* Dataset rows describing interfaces

* * *

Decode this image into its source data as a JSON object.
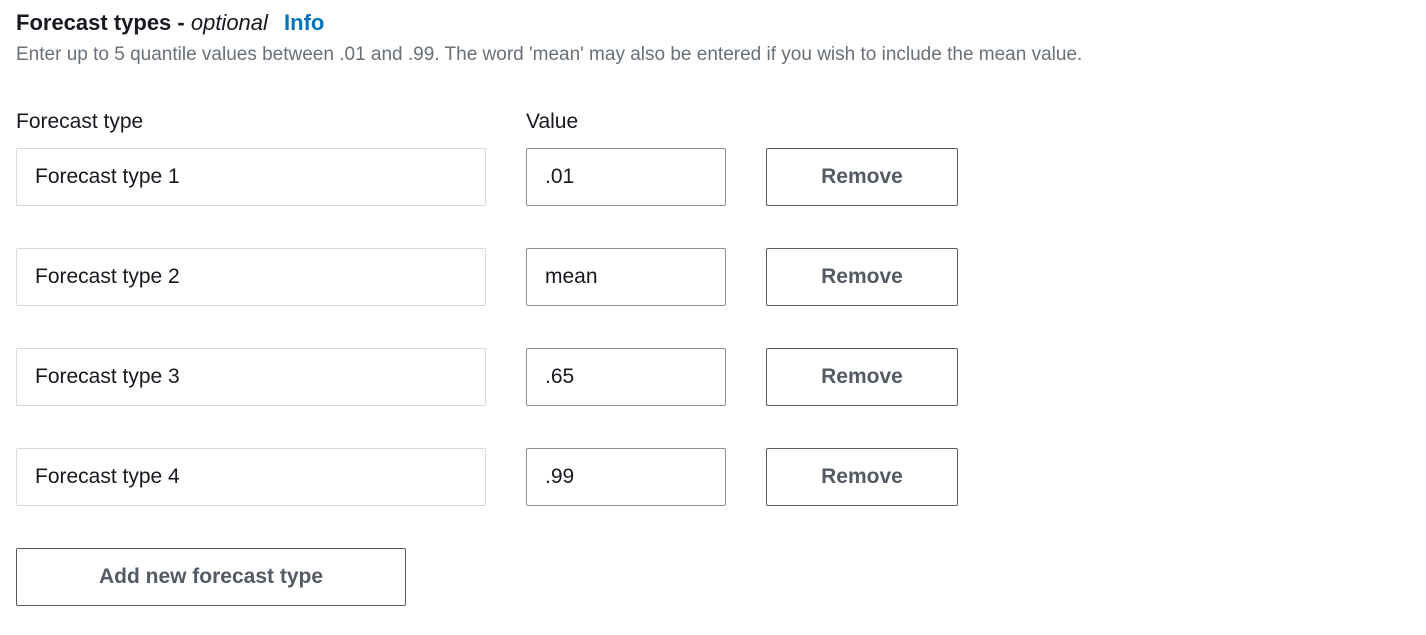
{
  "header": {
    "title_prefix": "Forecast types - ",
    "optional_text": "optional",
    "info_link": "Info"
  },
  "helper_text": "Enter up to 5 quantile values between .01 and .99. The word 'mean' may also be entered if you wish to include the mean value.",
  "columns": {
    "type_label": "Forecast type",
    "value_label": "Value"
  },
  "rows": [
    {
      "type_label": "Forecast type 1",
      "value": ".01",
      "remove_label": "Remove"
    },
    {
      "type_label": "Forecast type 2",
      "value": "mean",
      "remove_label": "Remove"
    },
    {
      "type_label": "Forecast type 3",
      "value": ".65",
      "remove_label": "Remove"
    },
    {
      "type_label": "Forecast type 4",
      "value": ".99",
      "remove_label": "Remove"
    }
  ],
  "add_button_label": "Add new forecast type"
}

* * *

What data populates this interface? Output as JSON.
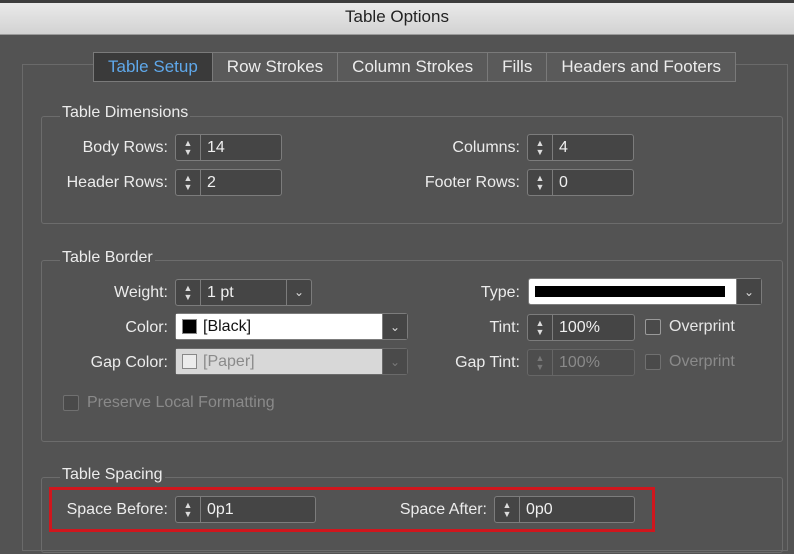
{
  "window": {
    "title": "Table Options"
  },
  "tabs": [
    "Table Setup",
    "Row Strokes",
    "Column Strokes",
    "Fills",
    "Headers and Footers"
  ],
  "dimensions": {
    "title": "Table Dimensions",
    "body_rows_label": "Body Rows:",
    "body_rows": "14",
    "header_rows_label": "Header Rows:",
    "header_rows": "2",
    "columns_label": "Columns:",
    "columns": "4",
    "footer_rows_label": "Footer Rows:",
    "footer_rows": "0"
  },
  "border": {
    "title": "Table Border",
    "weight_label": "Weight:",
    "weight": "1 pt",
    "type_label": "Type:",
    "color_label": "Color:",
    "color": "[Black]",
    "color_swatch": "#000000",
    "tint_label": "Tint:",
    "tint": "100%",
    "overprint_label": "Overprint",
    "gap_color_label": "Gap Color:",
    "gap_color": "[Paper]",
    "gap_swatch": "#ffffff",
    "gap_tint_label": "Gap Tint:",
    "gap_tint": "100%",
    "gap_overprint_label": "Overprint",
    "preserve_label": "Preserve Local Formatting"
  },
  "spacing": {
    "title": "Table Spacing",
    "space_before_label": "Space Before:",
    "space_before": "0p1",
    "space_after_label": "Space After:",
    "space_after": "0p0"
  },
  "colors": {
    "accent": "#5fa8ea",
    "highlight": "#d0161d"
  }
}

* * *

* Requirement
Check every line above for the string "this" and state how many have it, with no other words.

* Exercise answer
2